Before you advise your buyers to call a big bank or online retail lender for their home loan, consider that working with an independent mortgage broker—experts who specialize in home loans and are rooted in your community—can ensure your buyers reach the closing table quickly with the best rates available and personalized service throughout the entire process.

If you—or your buyers—haven’t considered working with a local mortgage broker, consider these three factors that protect their best interests throughout the home buying journey.

Disclosed and Upfront Fees

It should be no surprise that taking out a home loan involves a number of fees. While there are always costs associated with loan origination (running a credit check, application, escrow, appraisal, etc.), independent mortgage brokers will disclose this information so your buyer is not caught off guard. By comparison, online mega retail or direct lenders hide their fees within higher rates and discount points so be sure your buyers are looking closely at their Loan Estimate, or better yet, have a local independent mortgage broker review it to evaluate the additional savings they could provide.

Capped Compensation Limits

Current laws and restrictions put a limit on a mortgage broker’s compensation, while mega retail lenders, big banks and direct lenders are able to exceed what a mortgage broker can make, thus costing your buyer more money at closing or a higher rate. In fact, mortgage brokers are not allowed to make more than 3%—although most lender-compensation plans pay from 0.5%-2.75% of the loan amount. It’s important to note that the compensation package brokers receive depends largely on the home price and the competitiveness of the local market. For example, large cities or coastal regions may only have a 0.5% fee.

Licensed Within State and Federal Guidelines

Independent mortgage brokers follow strict guidelines that are regulated by both state and federal institutions, while mortgage bankers at big banks are only required to take a federal test, not an individual state level test. Mortgage brokers know the rules and regulations within their licensed state(s).  In addition, mortgage brokers are required to take a 20-hour class that covers state and federal regulations, loan officer ethics, originations, and more. Then, they must pass the SAFE Mortgage Loan Origination Test which is administered by the National Mortgage Licensure System (NMLS).

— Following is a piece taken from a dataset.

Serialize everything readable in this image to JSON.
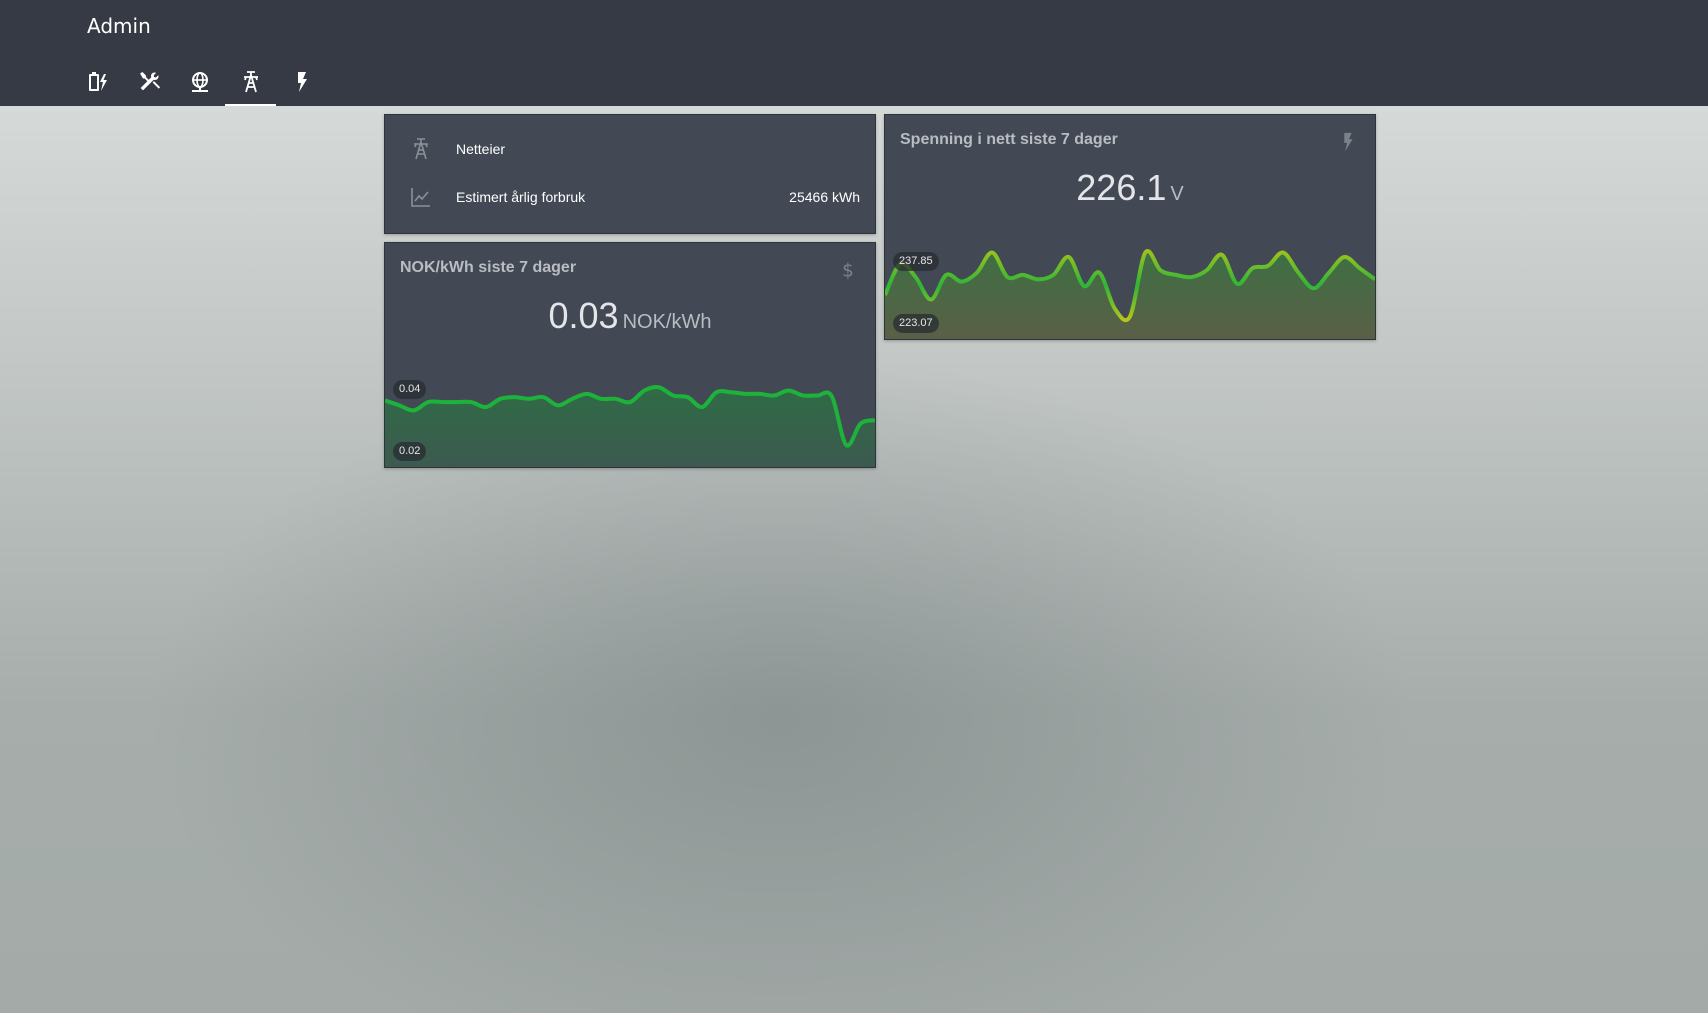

Mortgage brokers are also required to complete training each year to stay up-to-date on changing regulations.  In addition to these tests, the CFPB, HUD, FHA, and Federal Housing Finance Agency all help regulate mortgage brokers and their practices. As a result, mortgage brokers are well-trained experts who are best equipped to advise you and your buyers.

Find the Right Financing with Your Local Independent Mortgage Broker

If you’re still unsure if you should partner with an independent local mortgage broker—don’t be. Independent mortgage brokers are embedded in your community and have the flexibility to shop around for the right loan product and rate that best suits your buyer’s needs. And, they’re the most qualified experts to help guide them throughout the home loan process.

Looking to find a local mortgage broker near you? Visit FindAMortgageBroker.com to learn more about the advantages of working with a mortgage broker and how you can partner with one today.